Inevitably, this led to the deportation of New Zealand citizens who had arrived as children. Denver Berryman was removed in 2005, despite having arrived in Australia in 1980 at less than one-year-old and having his entire extended family living in Western Australia (including his daughter). In 2004, the minister’s delegate cancelled the visa of Patricia Toia, who had arrived in Australia as a 14-month-old in 1979. After a drawn-out legal battle, Toia was eventually deported in 2009. Toia’s case was the first to really draw the New Zealand public’s attention to Australian policies on the matter. Phil Goff, New Zealand’s minister of foreign affairs at the time, even encouraged her lawyer to appeal, and the New Zealand Herald wrote that “Something is seriously wrong with international justice when a criminal who has spent almost her entire life in an adopted country can be deported to the country of her birth.”
The cases of Berryman and Toia show that the removal of New Zealand citizens who migrated to Australia as children is nothing new. The key difference now is the sheer scale and volume of Australia’s deportation of New Zealanders, sweeping up some whose offences are relatively minor.
Coupled with the greater ease of deportation, in 2001 New Zealanders’ access to citizenship was heavily curtailed. This has meant that New Zealanders who have moved to Australia since 2001 have stood very little chance of becoming Australian citizens (notwithstanding the creation of a new income-related pathway in 2016) and are thus inherently more vulnerable to deportation. This has particularly affected Maori and Pasifika, and indeed a majority of Australia’s deportees to New Zealand have been Polynesian.
In fact, the 2014 amendment to the Migration Act must be seen in the context of growing restrictions on New Zealanders’ rights in Australia since the 1980s. The requirement for passports in 1981, the six-month stand-down for the unemployment benefit in 1986 and the 2001 restriction on access to social security and citizenship have all effectively been migration filters, with the 2001 changes ultimately excluding New Zealanders not at the border but at the Centrelink welfare office. The ever-lowering threshold for deportation constitutes a similar form of exclusion, by allowing the removal of those who are already settled in Australia. While other nationals are subject to the same deportation rules, the largest group affected by far has been New Zealand citizens.
New Zealand, by contrast, continues to apply a ten-year absorption rule to residents beyond which they cannot be deported. Australians living in New Zealand are also eligible for social security benefits after two years of residence, student loans after three years and can vote in New Zealand elections after only one year.

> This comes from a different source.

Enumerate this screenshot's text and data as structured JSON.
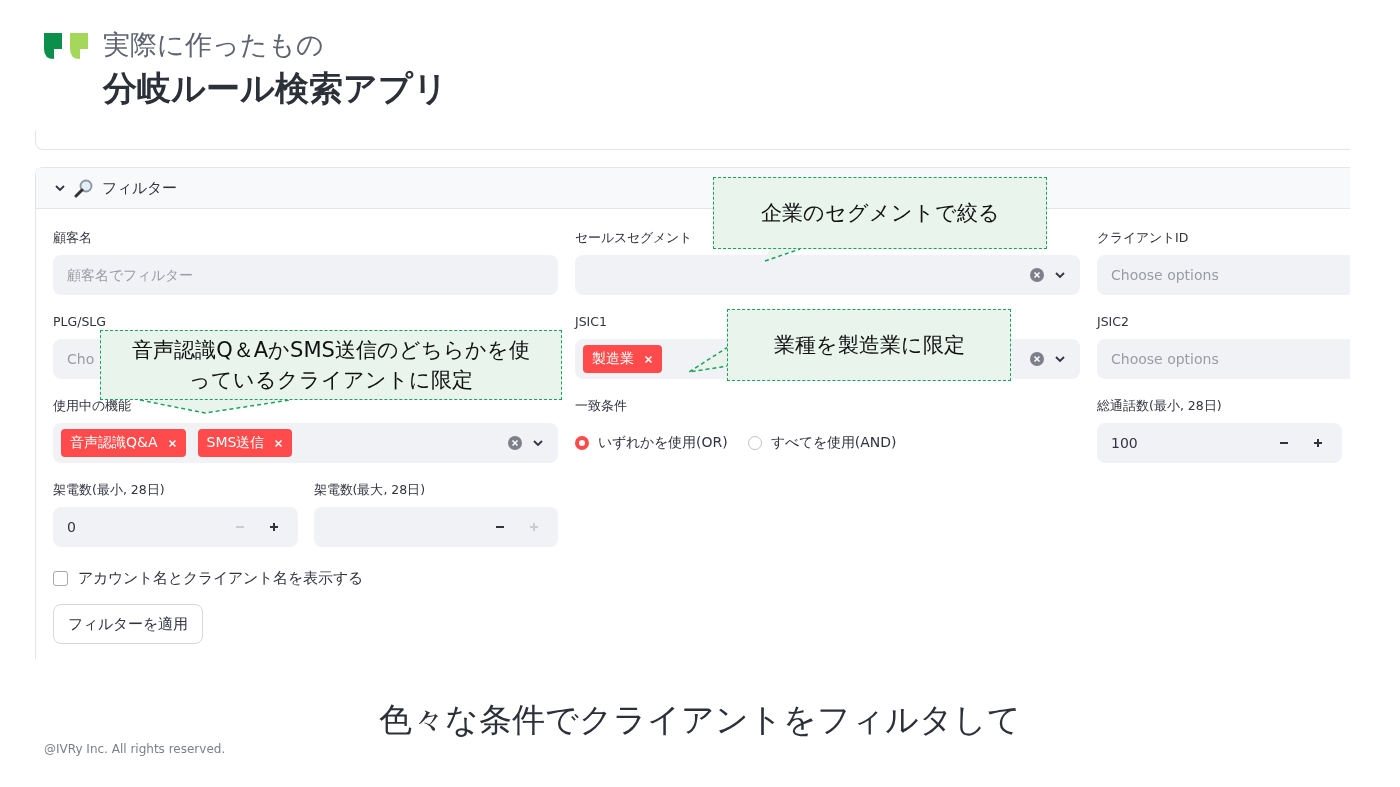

Unless there is some resolution of the matter, Australia’s deportation of New Zealand citizens with little connection to their country of birth is likely to remain a serious irritant in the bilateral relationship. To be understood properly, however, it must be seen in the context of a much wider set of restrictions on New Zealanders’ rights, which require a resolution of their own.
Dr Paul Hamer is a research associate at Te Kawa a Māui, Victoria University of Wellington’s School of Māori Studies. His PhD (from Monash University) examines Māori inclusion and exclusion in Australia since Federation. He works as a public servant in Wellington, but the views expressed here are his own alone and not those of the New Zealand Government.
This article is published under a Creative Commons License and may be republished with attribution.